That said, there are plenty of other well-reviewed apps to choose from if you simply search the App Store. Just be aware that most will require some kind of in-app purchase if you want to use their full feature sets.

Other App Store options include:

  • TapeACall Pro: This app is best if you find yourself needing to record calls on a regular basis. While there's a free 7-day trial , you'll need to sign up for a $9.99/month subscription for unlimited calls, storage and transcripts.
  • NoNotes: The NoNotes app offers 20 minutes of free call recording each month, but go over that limit, and it's $11.99/month for unlimited call recording and auto-transcription, file archiving and sharing.

Google Voice for recording iPhone calls

The easy-to-use Google Voice service offers you a number you can access on your iPhone as well as other devices, but is also a limited method of recording any calls you receive.

Google Voice

(Image credit: Google)

After setting up your Google Voice account, go to Settings, then Calls and Incoming call options. Here, you can enable a toggle switch that lets you turn recording on and off by pressing the 4 key on your iPhone's number pad during calls. The recording gets forwarded to your email after you're done, or can be found among your voicemails in the app.

The major limitation with Google Voice's call recording is that the service only records inbound calls. You can't record any calls that you make. When recording, an automated voice will announce that the call is being recorded, so that will address any consent concerns.

One handy bonus feature is Voice's voicemail transcription service. If you happen to miss a call but need to keep a record of it, you can get a text version or the audio version without a fuss.

Recording services for iPhone calls

If you don't want to use an app, for example because you also record regularly from landline numbers, then you can set up a separate service such as RecordiaPro or Recordator.

Both offer pay-as-you-go packages depending on how long you plan to record for — RecordiaPro starts at $29.99/month while Recordator costs $10 for 67 minutes of recording. Both let you dial a number, either before a call or during, to add a recording participant to your calls.
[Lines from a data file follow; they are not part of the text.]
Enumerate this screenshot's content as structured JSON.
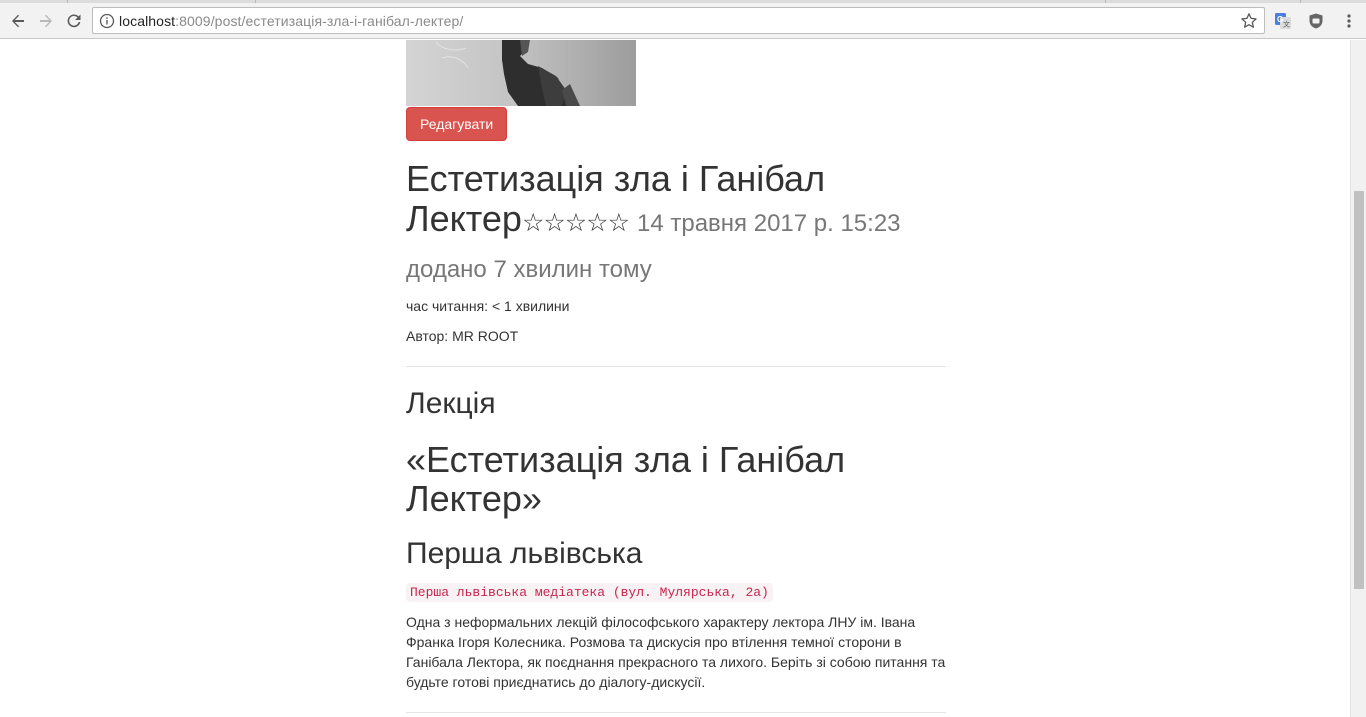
{
  "browser": {
    "address_host": "localhost",
    "address_rest": ":8009/post/естетизація-зла-і-ганібал-лектер/"
  },
  "post": {
    "edit_label": "Редагувати",
    "title_line1": "Естетизація зла і Ганібал",
    "title_line2": "Лектер",
    "stars": "☆☆☆☆☆",
    "rating": 0,
    "date": "14 травня 2017 р. 15:23",
    "added": "додано 7 хвилин тому",
    "read_time": "час читання: < 1 хвилини",
    "author": "Автор: MR ROOT"
  },
  "body": {
    "heading_lecture": "Лекція",
    "heading_quote_line1": "«Естетизація зла і Ганібал",
    "heading_quote_line2": "Лектер»",
    "heading_place": "Перша львівська",
    "location_code": "Перша львівська медіатека (вул. Мулярська, 2а)",
    "description": "Одна з неформальних лекцій філософського характеру лектора ЛНУ ім. Івана Франка Ігоря Колесника. Розмова та дискусія про втілення темної сторони в Ганібала Лектора, як поєднання прекрасного та лихого. Беріть зі собою питання та будьте готові приєднатись до діалогу-дискусії."
  },
  "colors": {
    "danger": "#d9534f",
    "code_text": "#c7254e",
    "code_bg": "#f9f2f4",
    "muted": "#777777"
  },
  "icons": [
    "back-arrow-icon",
    "forward-arrow-icon",
    "reload-icon",
    "info-icon",
    "bookmark-star-icon",
    "translate-extension-icon",
    "shield-extension-icon",
    "kebab-menu-icon"
  ]
}
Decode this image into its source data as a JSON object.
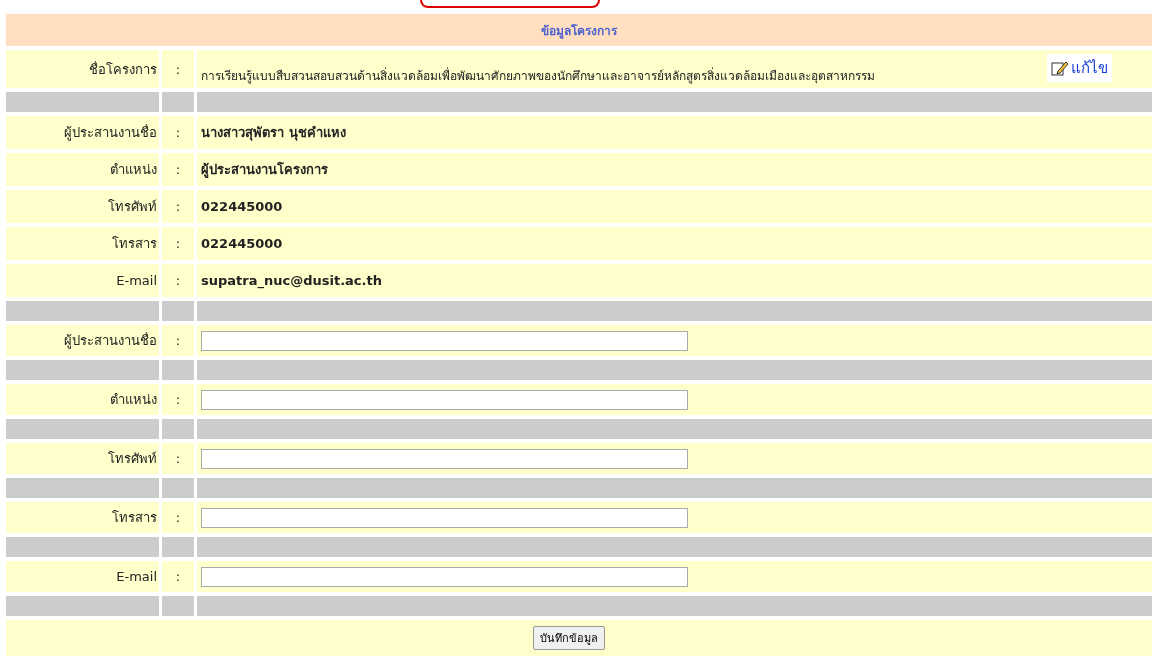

When you're done, you log into the respective online services to access your recordings, with the option to request transcription if you wish.

External recording methods for iPhone calls

If you're unimpressed with the software methods, then now's the time to resort to something clunkier, but possibly more reliable: separate hardware.

If you aren't fussed about quality, you can just put your phone on loudspeaker then switch on another device to record it. You can probably do this already, assuming you own more gadgets than just your iPhone. A quiet space to set this up is a must, though, unless you want external noise covering up your conversation in the playback.

Olympus TP8 telephone pick-up microphone

(Image credit: Olympus)

If you don't mind spending a little more, you could invest in an in-ear microphone, such as the Olympus TP8 telephone pick-up microphone that I personally use. It plugs into the microphone port of your computer or a dictaphone, and lets you hold the phone to your ear normally while recording everything you and the other callers say. 

More iPhone tips and tricks

Now you know how to record phone calls on an iPhone, check out how this hidden feature will change the way you use your iPhone or our guide to all the new iOS 16 features. That includes how to control nearby devices on your iPhone.

If you're a frequent user of video calls, take a look at how to stand out and look your best on video calls. If you also dabble in filming videos why not learn how to record stereo sound on iPhone.

Richard Priday
Assistant Phones Editor

Richard is based in London, covering news, reviews and how-tos for phones, tablets, gaming, and whatever else people need advice on. Following on from his MA in Magazine Journalism at the University of Sheffield, he's also written for WIRED U.K., The Register and Creative Bloq. When not at work, he's likely thinking about how to brew the perfect cup of specialty coffee.